I am always fascinated to learn about your own spiritual and mystical experiences. While we must be careful not to turn these private moments with God into grist for the daytime television mill, I think people benefit from hearing about such things. It helps them recognize similar moments in their own lives. Anyone, as you said, on to Commandment Ten.
The Tenth Commandment, “You shall not covet your neighbor’s house, you shall not covet your neighbor’s wife, his manservant, his maidservant, his ox, his ass, nor anything that belongs to your neighbor” (Exodus 20:14), is different from all the rest.
In commandments One through Nine it is behavior that is prohibited; in this final commandment it is thoughts that are outlawed. How do you prohibit thoughts? There is lots we can say about this, but I don’t want to overwhelm you or our readers, so let me offer just one comment now, and others as our conversation on the Tenth Commandment unfolds.
Let me start with one of the most innovative commentators on this commandment, Rabbi Abraham Ibn Ezra, a leading Spanish Jewish scholar (1093-1167). I am paraphrasing, but here is his three–part understanding of how the Tenth Commandment works:
First, recognize that the Torah is talking about your neighbors, people with whom you share a common socio–economic status. You and your neighbor probably desire similar things, and if your neighbor has something you both desire, but that you do not as yet possess, it is both normal and natural for you to covet it. Yet the Torah prohibits this. Since the Torah would not focus on something as natural “keeping up with the Goldbergs,” something else must be at issue here.
Second, Ibn Ezra said, imagine you are not talking about your neighbor but about the king (Ibn Ezra wrote in the time of the Spanish Crown). The king owns things way beyond your wildest dreams, but because the king is so far above your “pay grade” you don’t really covet what he possesses. You might covet your neighbor’s ass, but owning the king’s herds never crosses your mind.

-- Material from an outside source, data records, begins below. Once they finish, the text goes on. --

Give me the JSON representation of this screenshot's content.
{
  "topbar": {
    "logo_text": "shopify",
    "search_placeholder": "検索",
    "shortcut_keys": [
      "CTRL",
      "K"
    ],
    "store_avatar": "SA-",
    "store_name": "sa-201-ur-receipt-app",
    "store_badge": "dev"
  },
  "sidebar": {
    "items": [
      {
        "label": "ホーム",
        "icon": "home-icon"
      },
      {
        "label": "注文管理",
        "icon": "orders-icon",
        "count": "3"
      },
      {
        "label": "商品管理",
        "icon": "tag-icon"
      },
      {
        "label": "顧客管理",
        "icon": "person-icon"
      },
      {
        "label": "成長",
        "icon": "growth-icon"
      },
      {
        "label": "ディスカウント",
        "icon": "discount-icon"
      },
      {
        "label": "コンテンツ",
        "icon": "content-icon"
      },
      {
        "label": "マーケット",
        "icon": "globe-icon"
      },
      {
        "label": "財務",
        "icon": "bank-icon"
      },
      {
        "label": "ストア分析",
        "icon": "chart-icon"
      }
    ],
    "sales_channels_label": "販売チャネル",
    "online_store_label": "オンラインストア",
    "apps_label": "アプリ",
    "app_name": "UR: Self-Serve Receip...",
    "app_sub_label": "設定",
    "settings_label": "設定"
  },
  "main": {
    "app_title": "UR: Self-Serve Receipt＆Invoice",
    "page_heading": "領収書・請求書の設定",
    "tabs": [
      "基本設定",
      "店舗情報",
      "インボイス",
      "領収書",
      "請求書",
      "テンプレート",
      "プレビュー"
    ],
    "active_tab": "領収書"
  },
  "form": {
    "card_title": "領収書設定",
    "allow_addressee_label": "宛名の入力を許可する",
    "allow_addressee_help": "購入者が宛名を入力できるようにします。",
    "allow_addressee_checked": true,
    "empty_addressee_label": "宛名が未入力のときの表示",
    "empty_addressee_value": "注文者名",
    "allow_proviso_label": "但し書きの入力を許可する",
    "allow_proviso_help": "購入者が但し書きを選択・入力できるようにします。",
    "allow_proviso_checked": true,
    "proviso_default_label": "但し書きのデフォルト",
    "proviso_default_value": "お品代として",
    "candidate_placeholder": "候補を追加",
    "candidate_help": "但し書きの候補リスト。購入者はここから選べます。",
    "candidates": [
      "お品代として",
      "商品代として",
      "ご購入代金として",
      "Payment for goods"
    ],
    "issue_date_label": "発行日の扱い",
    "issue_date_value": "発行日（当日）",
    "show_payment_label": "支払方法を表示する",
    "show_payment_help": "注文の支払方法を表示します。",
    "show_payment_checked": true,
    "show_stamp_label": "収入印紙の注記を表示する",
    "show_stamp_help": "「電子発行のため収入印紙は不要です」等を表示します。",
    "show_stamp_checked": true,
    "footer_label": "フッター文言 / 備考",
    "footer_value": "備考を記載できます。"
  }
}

Third, he said, now remember that you and your neighbor are the Image and Likeness of God, and being the Image and Likeness of God is greater than being king! So if you would not covet what is the king’s, all the more you would not covet what is your neighbor’s if you really believed your neighbor to be the Image and Likeness of God. But you do covet that which belongs to your neighbor! That can only mean that either you have forgotten that your neighbor is the Image and Likeness or God, or you deny that your neighbor is the Image and Likeness of God. In either case coveting what belongs to your neighbor is a symptom of a sin, and not the sin itself; the sin is that by denying the Image and Likeness you are denying God as well!
Following the logic of Ibn Ezra we now see that the Final Commandment is the mirror image of the First. By coveting what belongs to your neighbor you deny the reality of God. By denying the reality of God you deny the First Commandment: I am YHVH your God.
The “cure” for covetousness is not to reign in your desires, but to regain your faith in the existence of God and humanity as the Image and Likeness of God.
I love the reasoning here. Another fine example of Yiddishe Kup, the Jewish mind at work.